# Work request
Extract all lines from the data beneath that include the word "xizmati".

Start of Data extract

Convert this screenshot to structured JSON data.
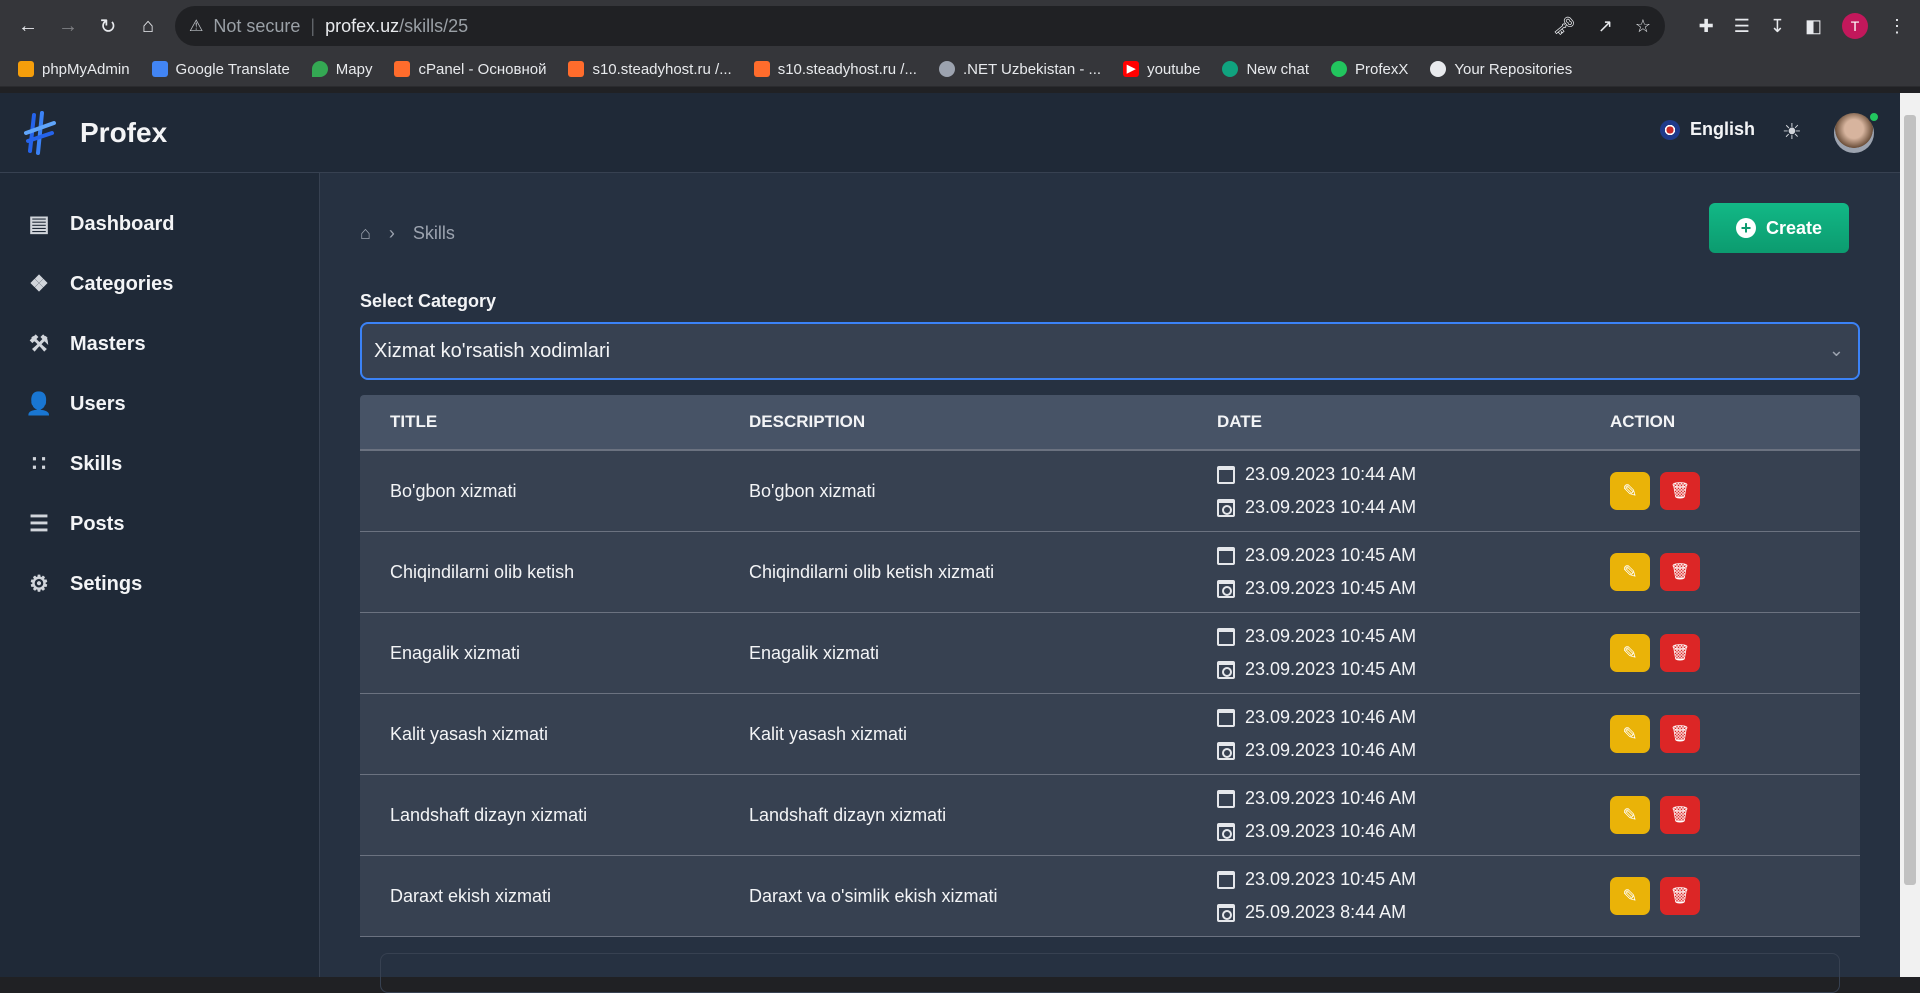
{
  "browser": {
    "security_label": "Not secure",
    "url_host": "profex.uz",
    "url_path": "/skills/25",
    "profile_initial": "T",
    "bookmarks": [
      {
        "label": "phpMyAdmin",
        "color": "#f59e0b"
      },
      {
        "label": "Google Translate",
        "color": "#4285f4"
      },
      {
        "label": "Mapy",
        "color": "#34a853"
      },
      {
        "label": "cPanel - Основной",
        "color": "#ff6c2c"
      },
      {
        "label": "s10.steadyhost.ru /...",
        "color": "#ff6c2c"
      },
      {
        "label": "s10.steadyhost.ru /...",
        "color": "#ff6c2c"
      },
      {
        "label": ".NET Uzbekistan - ...",
        "color": "#9ca3af"
      },
      {
        "label": "youtube",
        "color": "#ff0000"
      },
      {
        "label": "New chat",
        "color": "#10a37f"
      },
      {
        "label": "ProfexX",
        "color": "#22c55e"
      },
      {
        "label": "Your Repositories",
        "color": "#e8eaed"
      }
    ]
  },
  "header": {
    "brand": "Profex",
    "language": "English"
  },
  "sidebar": {
    "items": [
      {
        "label": "Dashboard",
        "icon": "dashboard-icon"
      },
      {
        "label": "Categories",
        "icon": "categories-icon"
      },
      {
        "label": "Masters",
        "icon": "hammer-icon"
      },
      {
        "label": "Users",
        "icon": "users-icon"
      },
      {
        "label": "Skills",
        "icon": "skills-icon"
      },
      {
        "label": "Posts",
        "icon": "posts-icon"
      },
      {
        "label": "Setings",
        "icon": "gear-icon"
      }
    ]
  },
  "main": {
    "breadcrumb": "Skills",
    "create_label": "Create",
    "category_label": "Select Category",
    "category_selected": "Xizmat ko'rsatish xodimlari",
    "table": {
      "headers": [
        "TITLE",
        "DESCRIPTION",
        "DATE",
        "ACTION"
      ],
      "rows": [
        {
          "title": "Bo'gbon xizmati",
          "description": "Bo'gbon xizmati",
          "created": "23.09.2023 10:44 AM",
          "updated": "23.09.2023 10:44 AM"
        },
        {
          "title": "Chiqindilarni olib ketish",
          "description": "Chiqindilarni olib ketish xizmati",
          "created": "23.09.2023 10:45 AM",
          "updated": "23.09.2023 10:45 AM"
        },
        {
          "title": "Enagalik xizmati",
          "description": "Enagalik xizmati",
          "created": "23.09.2023 10:45 AM",
          "updated": "23.09.2023 10:45 AM"
        },
        {
          "title": "Kalit yasash xizmati",
          "description": "Kalit yasash xizmati",
          "created": "23.09.2023 10:46 AM",
          "updated": "23.09.2023 10:46 AM"
        },
        {
          "title": "Landshaft dizayn xizmati",
          "description": "Landshaft dizayn xizmati",
          "created": "23.09.2023 10:46 AM",
          "updated": "23.09.2023 10:46 AM"
        },
        {
          "title": "Daraxt ekish xizmati",
          "description": "Daraxt va o'simlik ekish xizmati",
          "created": "23.09.2023 10:45 AM",
          "updated": "25.09.2023 8:44 AM"
        }
      ]
    }
  },
  "colors": {
    "accent": "#3b82f6",
    "create": "#10a37f",
    "edit": "#eab308",
    "delete": "#dc2626"
  }
}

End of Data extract

# Answer to this problem
          "title": "Bo'gbon xizmati",
          "description": "Bo'gbon xizmati",
          "description": "Chiqindilarni olib ketish xizmati",
          "title": "Enagalik xizmati",
          "description": "Enagalik xizmati",
          "title": "Kalit yasash xizmati",
          "description": "Kalit yasash xizmati",
          "title": "Landshaft dizayn xizmati",
          "description": "Landshaft dizayn xizmati",
          "title": "Daraxt ekish xizmati",
          "description": "Daraxt va o'simlik ekish xizmati",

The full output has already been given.